School of Earth, Atmospheric and Life Sciences
Green roofs are an integral part of the urban forest and are widely used as tools in urban planning for sustainable development. One of the main reasons for the increased focus on green roofs is their social, environmental and economic benefits. Plant selection is a critical component in green roof design, as the vegetation on a roof influences the benefits obtained. Incorrect plant selection also contributes to some of the drawbacks of green roofs, such as the high ongoing cost of maintaining or replacing plants and increased water/fertiliser usage. Biotic facilitative interactions were investigated in this thesis as a means to improve plant growth on a green roof.
A survey across green roofs in Sydney was used to establish the current building practices of green roofs in relation to their vegetation, substrate and physical characteristics. I also attempted to classify green roofs based on their function and investigated whether current designs provided social, environmental and ecological benefits. This was done by scoring roofs based on surveyable attributes associated with each benefit. Of the 29 green roofs surveyed across Sydney, only two roofs scored high in all three categories. Seven roofs scored high in social and environmental benefits, with four scoring high only in ecological benefits. The focus on social benefits was unexpected since most green roofs specified environmental benefits as one of their key aims. The results indicate there might be a shift in the perception of green roofs from being a tool to ameliorate urban physical characteristics to a tool that can enhance concentration, productivity and mental health in the workplace.
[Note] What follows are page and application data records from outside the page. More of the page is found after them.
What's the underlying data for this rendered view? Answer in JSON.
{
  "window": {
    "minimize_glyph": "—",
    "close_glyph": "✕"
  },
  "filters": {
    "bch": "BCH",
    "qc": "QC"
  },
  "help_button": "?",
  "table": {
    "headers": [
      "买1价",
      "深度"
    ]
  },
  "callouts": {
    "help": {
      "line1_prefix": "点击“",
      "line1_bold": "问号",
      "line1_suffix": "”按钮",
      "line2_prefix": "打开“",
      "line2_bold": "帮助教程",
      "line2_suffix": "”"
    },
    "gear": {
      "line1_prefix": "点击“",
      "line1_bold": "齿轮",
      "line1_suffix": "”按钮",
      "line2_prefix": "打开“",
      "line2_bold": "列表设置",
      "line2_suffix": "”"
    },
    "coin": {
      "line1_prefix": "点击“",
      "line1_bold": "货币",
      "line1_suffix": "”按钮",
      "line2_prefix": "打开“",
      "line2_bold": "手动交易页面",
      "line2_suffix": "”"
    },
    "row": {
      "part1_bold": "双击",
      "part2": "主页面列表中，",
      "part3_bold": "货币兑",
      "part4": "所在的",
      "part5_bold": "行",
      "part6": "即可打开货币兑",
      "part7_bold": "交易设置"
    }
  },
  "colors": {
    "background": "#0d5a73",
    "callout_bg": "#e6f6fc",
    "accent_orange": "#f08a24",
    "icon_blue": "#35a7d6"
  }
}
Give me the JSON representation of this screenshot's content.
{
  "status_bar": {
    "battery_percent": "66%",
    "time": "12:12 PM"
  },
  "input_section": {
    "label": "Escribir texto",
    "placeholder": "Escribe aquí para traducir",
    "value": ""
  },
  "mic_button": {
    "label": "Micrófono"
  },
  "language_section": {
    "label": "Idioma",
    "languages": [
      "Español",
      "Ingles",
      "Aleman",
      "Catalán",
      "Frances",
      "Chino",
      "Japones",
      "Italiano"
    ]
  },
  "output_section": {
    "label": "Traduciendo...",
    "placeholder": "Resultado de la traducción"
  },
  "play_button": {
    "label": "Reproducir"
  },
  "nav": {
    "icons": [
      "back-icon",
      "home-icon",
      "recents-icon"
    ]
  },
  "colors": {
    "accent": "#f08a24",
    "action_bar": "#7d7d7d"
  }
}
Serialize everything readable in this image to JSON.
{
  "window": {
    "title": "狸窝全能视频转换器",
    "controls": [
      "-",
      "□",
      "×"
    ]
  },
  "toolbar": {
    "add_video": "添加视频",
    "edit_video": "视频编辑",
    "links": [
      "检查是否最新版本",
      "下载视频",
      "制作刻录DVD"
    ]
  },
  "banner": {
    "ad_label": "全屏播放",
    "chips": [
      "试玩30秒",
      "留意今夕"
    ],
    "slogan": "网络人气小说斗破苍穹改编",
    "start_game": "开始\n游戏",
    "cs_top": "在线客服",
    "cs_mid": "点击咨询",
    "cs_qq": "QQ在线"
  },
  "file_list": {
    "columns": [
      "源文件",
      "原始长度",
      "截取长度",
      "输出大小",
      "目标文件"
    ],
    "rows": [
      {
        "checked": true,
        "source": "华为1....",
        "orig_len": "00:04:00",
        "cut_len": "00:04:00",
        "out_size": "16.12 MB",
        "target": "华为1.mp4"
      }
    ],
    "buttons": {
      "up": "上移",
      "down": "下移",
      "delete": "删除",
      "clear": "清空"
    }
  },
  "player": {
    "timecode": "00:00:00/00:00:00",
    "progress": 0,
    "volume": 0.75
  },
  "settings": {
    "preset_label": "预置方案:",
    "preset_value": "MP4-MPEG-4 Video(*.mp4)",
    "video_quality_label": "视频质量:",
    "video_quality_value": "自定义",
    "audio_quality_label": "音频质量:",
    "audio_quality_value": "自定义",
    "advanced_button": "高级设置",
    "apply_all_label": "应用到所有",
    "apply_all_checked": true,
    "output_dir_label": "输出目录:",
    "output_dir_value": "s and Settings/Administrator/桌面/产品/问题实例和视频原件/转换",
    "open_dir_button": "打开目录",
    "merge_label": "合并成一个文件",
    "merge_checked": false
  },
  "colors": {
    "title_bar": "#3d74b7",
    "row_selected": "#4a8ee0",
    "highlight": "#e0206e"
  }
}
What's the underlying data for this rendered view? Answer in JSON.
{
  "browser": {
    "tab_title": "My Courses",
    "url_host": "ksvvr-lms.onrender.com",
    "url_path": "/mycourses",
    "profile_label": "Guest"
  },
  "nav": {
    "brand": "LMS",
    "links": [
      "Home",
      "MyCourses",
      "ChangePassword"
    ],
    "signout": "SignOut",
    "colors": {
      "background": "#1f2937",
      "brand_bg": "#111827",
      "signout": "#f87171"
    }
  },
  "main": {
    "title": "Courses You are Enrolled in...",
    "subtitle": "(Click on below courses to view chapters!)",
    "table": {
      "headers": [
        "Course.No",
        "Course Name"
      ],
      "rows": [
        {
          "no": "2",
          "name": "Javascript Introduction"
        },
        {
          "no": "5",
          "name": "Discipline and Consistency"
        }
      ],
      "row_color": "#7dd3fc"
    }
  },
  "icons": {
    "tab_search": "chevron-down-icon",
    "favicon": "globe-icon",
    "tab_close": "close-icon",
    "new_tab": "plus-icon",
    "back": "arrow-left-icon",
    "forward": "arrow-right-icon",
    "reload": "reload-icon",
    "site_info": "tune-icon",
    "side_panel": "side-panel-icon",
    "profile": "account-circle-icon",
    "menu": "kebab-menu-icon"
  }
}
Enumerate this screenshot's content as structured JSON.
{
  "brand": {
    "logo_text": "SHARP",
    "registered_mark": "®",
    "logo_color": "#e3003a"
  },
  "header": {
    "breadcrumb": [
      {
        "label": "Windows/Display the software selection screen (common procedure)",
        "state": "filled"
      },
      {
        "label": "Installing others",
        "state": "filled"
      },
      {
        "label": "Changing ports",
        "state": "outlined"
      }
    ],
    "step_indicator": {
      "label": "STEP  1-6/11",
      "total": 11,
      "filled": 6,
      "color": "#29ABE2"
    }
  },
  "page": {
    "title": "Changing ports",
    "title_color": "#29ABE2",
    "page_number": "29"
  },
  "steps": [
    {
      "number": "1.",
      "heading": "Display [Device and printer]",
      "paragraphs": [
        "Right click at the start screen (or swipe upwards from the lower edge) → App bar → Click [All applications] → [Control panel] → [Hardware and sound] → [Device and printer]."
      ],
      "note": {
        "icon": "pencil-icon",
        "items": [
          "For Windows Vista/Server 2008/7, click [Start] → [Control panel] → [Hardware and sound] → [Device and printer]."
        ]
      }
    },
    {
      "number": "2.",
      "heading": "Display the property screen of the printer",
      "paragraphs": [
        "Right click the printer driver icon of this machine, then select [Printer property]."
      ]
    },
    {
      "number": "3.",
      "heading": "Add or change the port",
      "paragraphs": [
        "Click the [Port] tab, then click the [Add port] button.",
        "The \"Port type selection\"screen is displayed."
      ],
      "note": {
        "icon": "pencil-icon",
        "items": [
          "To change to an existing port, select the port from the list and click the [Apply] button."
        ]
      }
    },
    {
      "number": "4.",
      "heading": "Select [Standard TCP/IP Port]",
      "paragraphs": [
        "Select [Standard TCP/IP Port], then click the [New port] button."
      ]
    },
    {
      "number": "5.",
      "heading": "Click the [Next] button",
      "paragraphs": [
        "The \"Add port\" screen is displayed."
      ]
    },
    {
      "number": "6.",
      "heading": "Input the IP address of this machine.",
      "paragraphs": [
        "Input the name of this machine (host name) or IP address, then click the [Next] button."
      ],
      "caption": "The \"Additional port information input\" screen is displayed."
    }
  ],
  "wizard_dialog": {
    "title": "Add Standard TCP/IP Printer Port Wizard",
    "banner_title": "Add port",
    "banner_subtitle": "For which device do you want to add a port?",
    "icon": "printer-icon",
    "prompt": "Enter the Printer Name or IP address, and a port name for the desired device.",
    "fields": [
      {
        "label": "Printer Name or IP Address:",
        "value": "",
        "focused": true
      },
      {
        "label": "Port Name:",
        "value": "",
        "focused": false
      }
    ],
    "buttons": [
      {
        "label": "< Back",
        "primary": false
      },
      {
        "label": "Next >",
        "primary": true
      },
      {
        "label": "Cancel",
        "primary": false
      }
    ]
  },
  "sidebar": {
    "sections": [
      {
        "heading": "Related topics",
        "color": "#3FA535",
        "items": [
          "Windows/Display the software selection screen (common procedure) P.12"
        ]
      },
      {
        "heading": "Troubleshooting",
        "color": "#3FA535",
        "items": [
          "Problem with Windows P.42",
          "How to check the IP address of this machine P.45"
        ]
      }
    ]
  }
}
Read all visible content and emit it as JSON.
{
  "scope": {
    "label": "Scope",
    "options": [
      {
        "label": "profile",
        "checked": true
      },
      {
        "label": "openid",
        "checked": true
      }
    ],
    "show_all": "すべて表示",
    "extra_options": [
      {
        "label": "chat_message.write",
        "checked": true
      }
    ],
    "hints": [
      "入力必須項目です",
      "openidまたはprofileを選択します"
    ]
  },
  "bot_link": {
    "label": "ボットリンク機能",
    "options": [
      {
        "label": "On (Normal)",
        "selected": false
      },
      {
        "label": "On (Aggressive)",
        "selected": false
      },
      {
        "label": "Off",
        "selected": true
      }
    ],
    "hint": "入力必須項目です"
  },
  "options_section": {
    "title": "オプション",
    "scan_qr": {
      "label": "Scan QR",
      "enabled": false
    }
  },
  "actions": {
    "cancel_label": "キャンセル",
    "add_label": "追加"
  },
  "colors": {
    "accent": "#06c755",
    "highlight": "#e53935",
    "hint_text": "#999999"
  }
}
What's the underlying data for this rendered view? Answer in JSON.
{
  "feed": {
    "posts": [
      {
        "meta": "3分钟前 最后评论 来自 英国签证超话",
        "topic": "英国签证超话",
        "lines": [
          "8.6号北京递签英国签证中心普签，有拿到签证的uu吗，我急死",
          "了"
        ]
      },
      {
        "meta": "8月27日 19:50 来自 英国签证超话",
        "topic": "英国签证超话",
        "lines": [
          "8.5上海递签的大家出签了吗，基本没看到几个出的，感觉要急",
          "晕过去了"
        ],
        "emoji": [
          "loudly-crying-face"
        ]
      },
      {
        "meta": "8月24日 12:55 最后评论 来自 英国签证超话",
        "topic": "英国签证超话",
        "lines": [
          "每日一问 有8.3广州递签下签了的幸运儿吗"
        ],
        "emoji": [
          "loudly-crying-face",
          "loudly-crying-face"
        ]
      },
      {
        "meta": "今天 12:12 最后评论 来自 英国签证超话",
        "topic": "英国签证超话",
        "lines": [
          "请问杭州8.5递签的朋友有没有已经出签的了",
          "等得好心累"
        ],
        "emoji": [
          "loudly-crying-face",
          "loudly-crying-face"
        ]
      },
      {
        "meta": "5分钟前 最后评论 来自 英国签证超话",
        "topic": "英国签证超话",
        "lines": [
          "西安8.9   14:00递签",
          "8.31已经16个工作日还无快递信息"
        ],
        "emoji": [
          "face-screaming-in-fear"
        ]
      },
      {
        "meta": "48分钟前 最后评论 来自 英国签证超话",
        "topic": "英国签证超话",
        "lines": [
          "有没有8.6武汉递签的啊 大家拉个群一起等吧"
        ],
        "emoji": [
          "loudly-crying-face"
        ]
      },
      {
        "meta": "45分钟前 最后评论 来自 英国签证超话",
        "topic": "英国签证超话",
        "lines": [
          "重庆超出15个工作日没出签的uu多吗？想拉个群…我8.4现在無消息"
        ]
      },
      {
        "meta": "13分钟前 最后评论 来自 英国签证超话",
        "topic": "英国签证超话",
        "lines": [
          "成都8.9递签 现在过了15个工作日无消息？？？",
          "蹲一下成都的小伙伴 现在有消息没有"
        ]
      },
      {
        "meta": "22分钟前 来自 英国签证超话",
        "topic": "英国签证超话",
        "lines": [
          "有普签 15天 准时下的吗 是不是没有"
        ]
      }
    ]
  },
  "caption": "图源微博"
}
However, care should be taken so that the focus on social benefits does not come at the expense of the other benefits.
Aguiar, Axton Conrad, Investigating Biotic Interactions as a Tool to Improve the Growth of Vegetation in a Green Roof, Doctor of Philosophy thesis, School of Earth, Atmospheric and Life Sciences, University of Wollongong, 2021. https://ro.uow.edu.au/theses1/1160
FoR codes (2008)
0607 PLANT BIOLOGY
Unless otherwise indicated, the views expressed in this thesis are those of the author and do not necessarily represent the views of the University of Wollongong.